Edward Solomon Hyams (1910-1975) was a British writer. Hyams was known for his writings as a French scholar and socialist historian.
Hyams' most famous work was Soil and Civilisation, a history of farming which advocated organic farming and came out against mechanised agriculture.  Soil and Civilisation has been described as an early example of "environmental literature".  Hyams also edited a historical anthology of articles from the New Statesman magazine, New Statesmanship.  Other works included a biography of Proudhon, and Terrorists and Terrorism. His fiction included The Astrologer (1950) a satirical science fiction novel about an ecological disaster.
He won a prize for his translation of Joan of Arc By Herself and Her Witnesses.
His last work, published posthumously in 1979, was The Story of England's Flora.
- Miles Hadfield, Robert Harling and Leonie Highton British gardeners: a biographical dictionary Zwemmer, 1980 (p. 159). ISBN 0302005412
- Martin Ceadel, Pacifism in Britain, 1914-1945 : the defining of a faith Oxford : Clarendon Press, 1980. ISBN 0198218826 (p.2).
- Horace Herring. From energy dreams to nuclear nightmares : lessons from the anti-nuclear power movement in the 1970s. Charlbury : Jon Carpenter Publishing, 2005 (p.61). ISBN 1897766998

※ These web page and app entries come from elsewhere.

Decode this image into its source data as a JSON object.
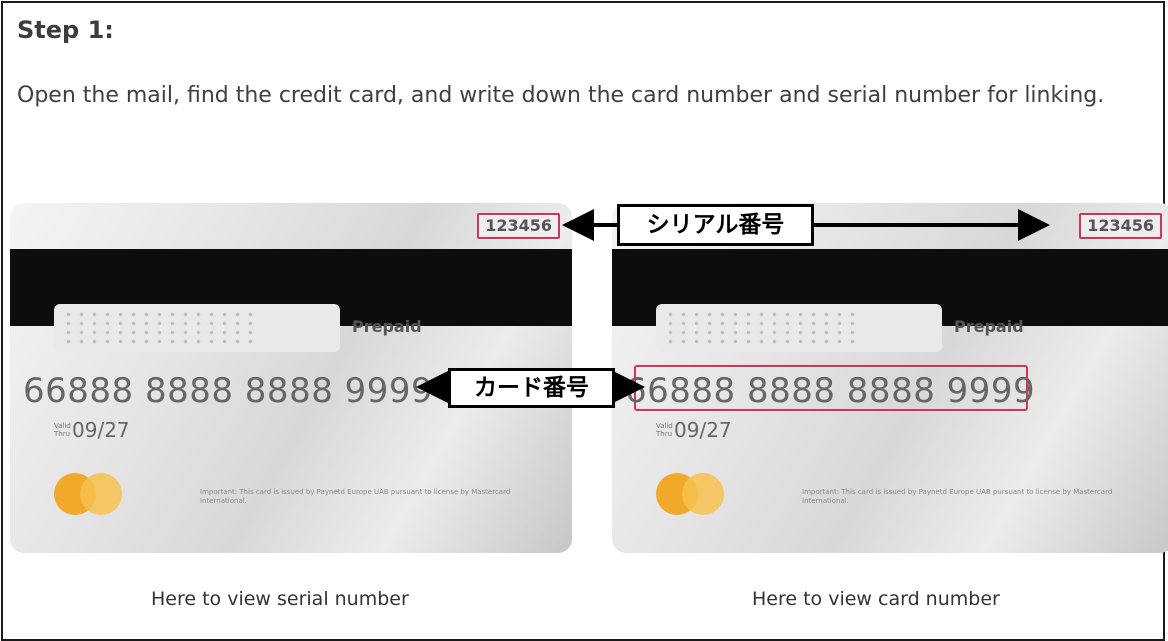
{
  "step": {
    "title": "Step 1:",
    "instruction": "Open the mail, find the credit card, and write down the card number and serial number for linking."
  },
  "cards": {
    "left": {
      "serial": "123456",
      "prepaid": "Prepaid",
      "number": "66888 8888 8888 9999",
      "valid_label": "Valid Thru",
      "expiry": "09/27",
      "fineprint": "Important: This card is issued by Paynetd Europe UAB pursuant to license by Mastercard International."
    },
    "right": {
      "serial": "123456",
      "prepaid": "Prepaid",
      "number": "66888 8888 8888 9999",
      "valid_label": "Valid Thru",
      "expiry": "09/27",
      "fineprint": "Important: This card is issued by Paynetd Europe UAB pursuant to license by Mastercard International."
    }
  },
  "annotations": {
    "serial_tag": "シリアル番号",
    "card_tag": "カード番号"
  },
  "captions": {
    "left": "Here to view serial number",
    "right": "Here to view card number"
  },
  "colors": {
    "highlight": "#d6315a",
    "arrow": "#000000"
  },
  "icons": {
    "brand_logo": "card-brand-logo-icon"
  }
}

- Joseph M. Petulla, American environmentalism: values, tactics, priorities Texas A&M University Press, 1980 (p. x). ISBN 0890960879
- Adrian Smith, The New Statesman: Portrait of a Political Weekly, 1913-1931 London, Routledge, 1996 (p. xii). ISBN 0714646458
|This article about an English writer, poet or playwright is a stub. You can help Wikipedia by expanding it.|